Cubs outfielder Tony Campana is still ready to take on Milwaukee Brewers counterpart Nyjer Morgan in a footrace.
‘‘Last year, Nyjer and I went back and forth about it,” Campana said. ‘‘He said we’d have to put something on it. I said, ‘Put your paycheck on it.’ He said his was bigger than mine and that wasn’t fair. I said, ‘Well, if you think you can beat me .â€‰.â€‰. ‘â€‰”
For now, Campana might have a lead in the race for the Cubs’ center-field job vacated when Marlon Byrd was traded Saturday to the Boston Red Sox. The speedster started Tuesday, batted second and was a prime factor in the Cubs’ second consecutive come-from-behind victory against the St. Louis Cardinals.

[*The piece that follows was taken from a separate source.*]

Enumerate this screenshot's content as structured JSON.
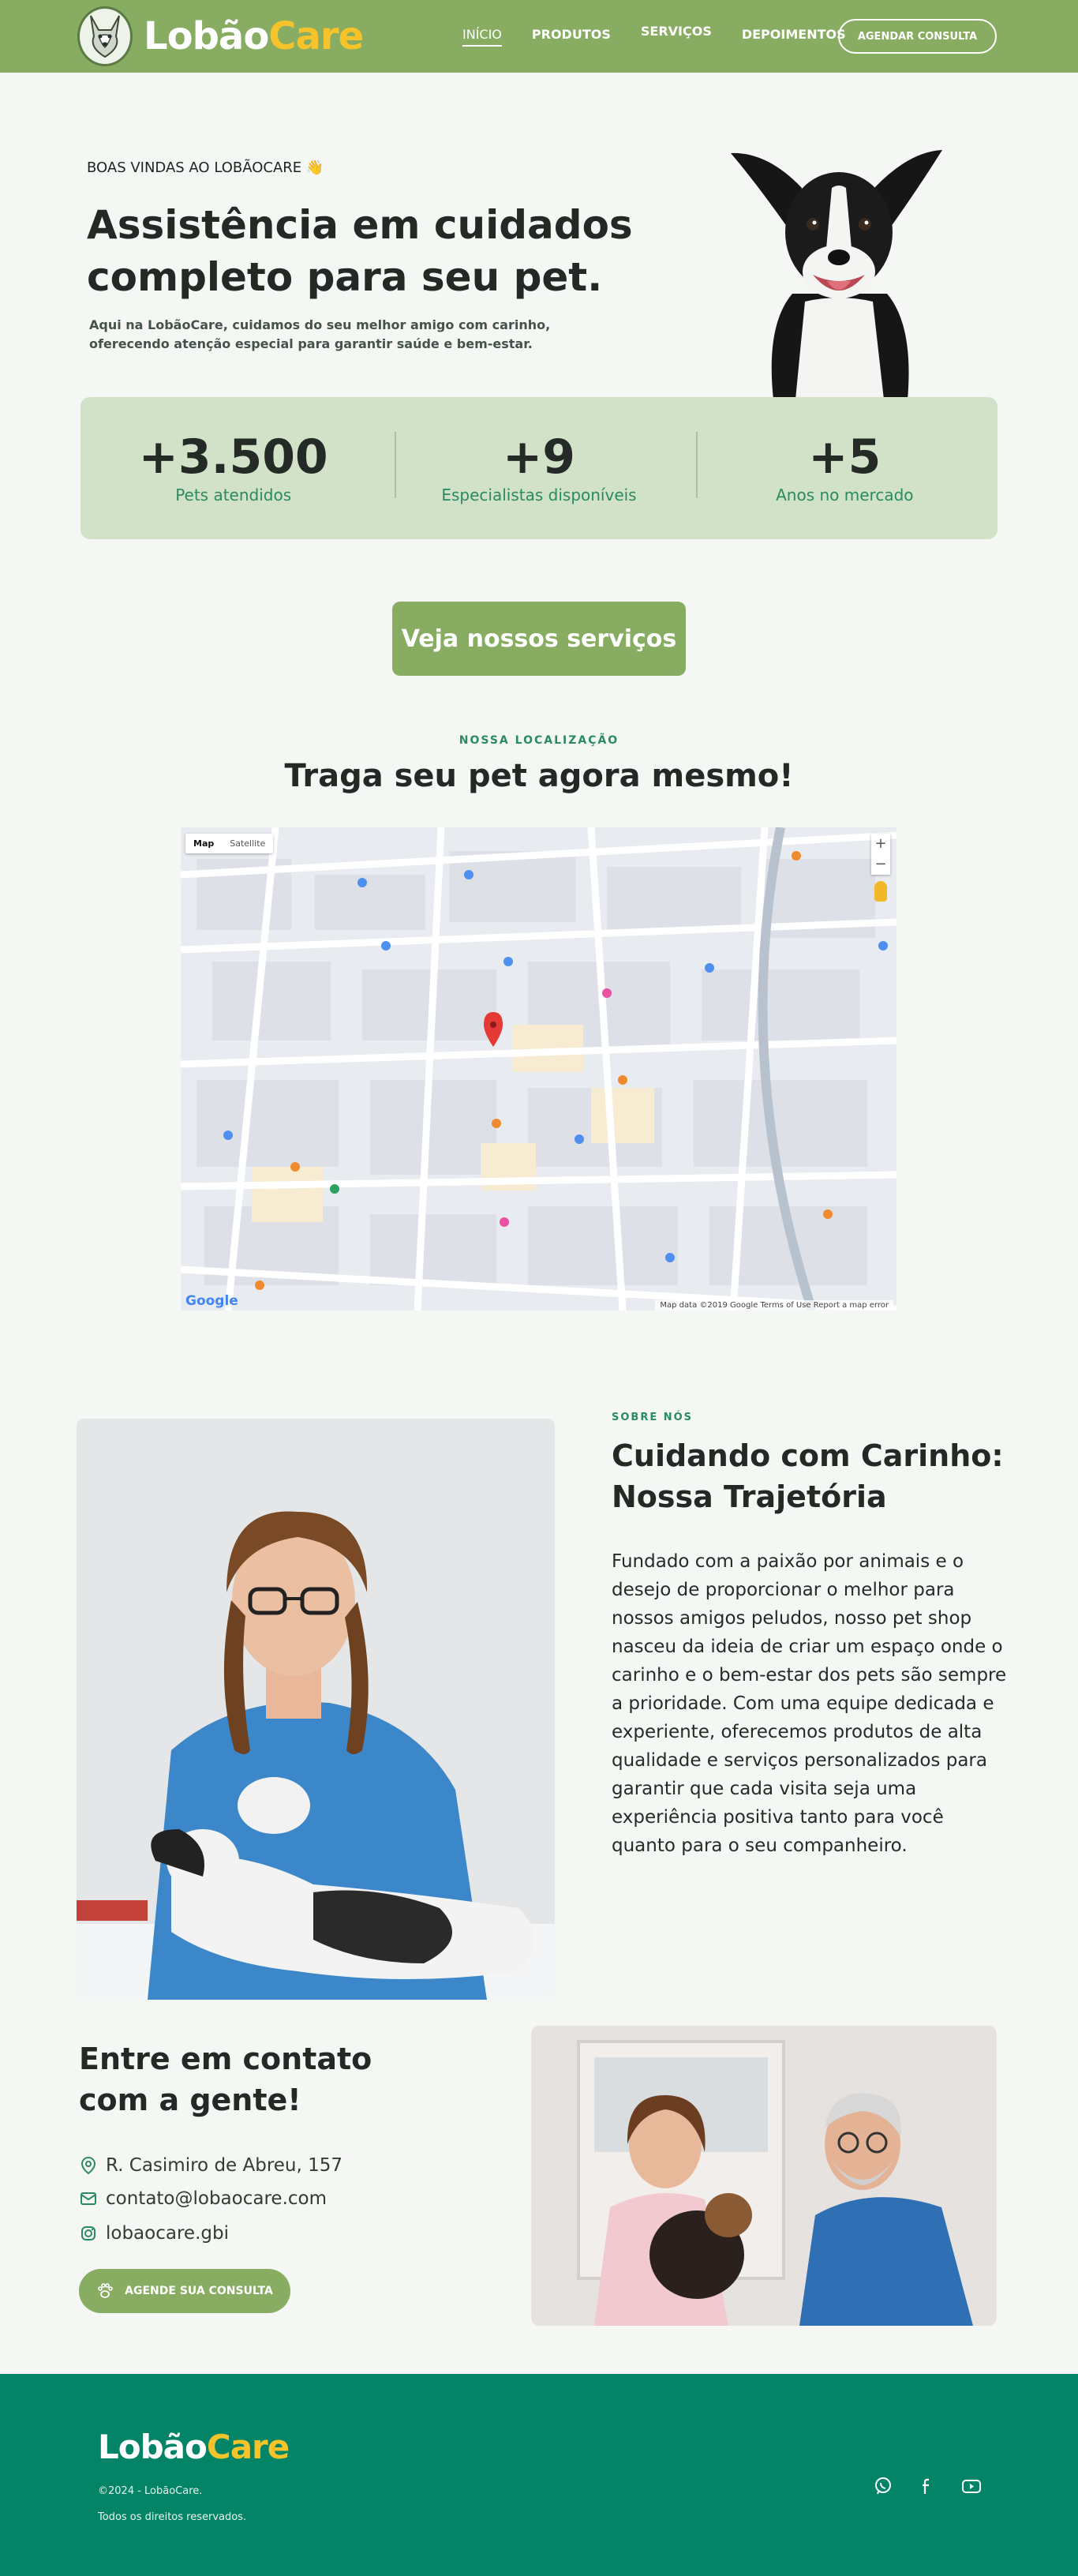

Campana scored the winning run in the 10th inning in the Cubs’ second 3-2 victory in as many nights. The result assured the Cubs of their first series victory of the season and the Cardinals of their first series loss.
‘‘With that kind of speed, it makes every pitcher nervous, and that’s good to have,” said outfielder Alfonso Soriano, whose two-out single against losing pitcher Fernando Salas (0-1) drove in Campana, who had singled and stolen second ahead of him.
It was Campana’s second stolen base of the game, and it was a close enough play that Cardinals manager Mike Matheny was ejected by umpire Bill Welke for his protests.
‘‘It was really close, but the umpire said I was safe,” a smiling Campana said.
The Cubs forced extra innings when Bryan LaHair led off the ninth with a home run against Marc Rzepczynski. It was the Cubs’ first homer in 10 games. LaHair and Ian Stewart hit the last ones April 13 against the Cardinals in St. Louis.
LaHair’s shot came after Matt Holliday had given the Cardinals a 2-1 lead with a two-run homer against Carlos Marmol with two outs in the eighth. That wiped out what had been a 1-0 Cubs lead for Jeff Samardzija.
Campana went 2-for-4 and is hitting .556 (5-for-9) since being recalled Saturday from Class AAA Iowa. Manager Dale Sveum batted him second and moved second baseman Darwin Barney to seventh to help the bottom of the order.
‘‘If he’s swinging the bat, it’s hard not to play him,” Sveum said of Campana. ‘‘He can do too many things. Pitchers make mistakes [when he’s on base].”
Campana lives for those moments.
‘‘I like to get reactions out of [pitchers], whether I’m at first or third,” he said. ‘‘I can sense when they’re starting to get frustrated. I know if they’re thinking about me, they might not be throwing as well to the hitter.”
Campana has played in four games since being recalled, starting two of them. He has reached base in all four games and is 4-for-4 on stolen-base attempts. When he singled and stole second in the third, he ended up at third because of catcher Yadier Molina’s errant throw.
Campana made his major-league debut last season and became a fan favorite by stealing 24 bases in 95 games. But he didn’t make the Opening Day roster this spring.
‘‘I didn’t do all that well this spring, and I knew I didn’t deserve it,” he said. ‘‘I had to go down and show what I could do. I was excited when I got the call.”
He is causing excitement, too, with the victory Tuesday reviving confidence throughout the Cubs’ clubhouse.
‘‘We’ve had some tough games, but the last two games have been great for the team,” Soriano said. ‘‘We have a young, talented team, so guys have to feel confident. It makes me feel young, too.”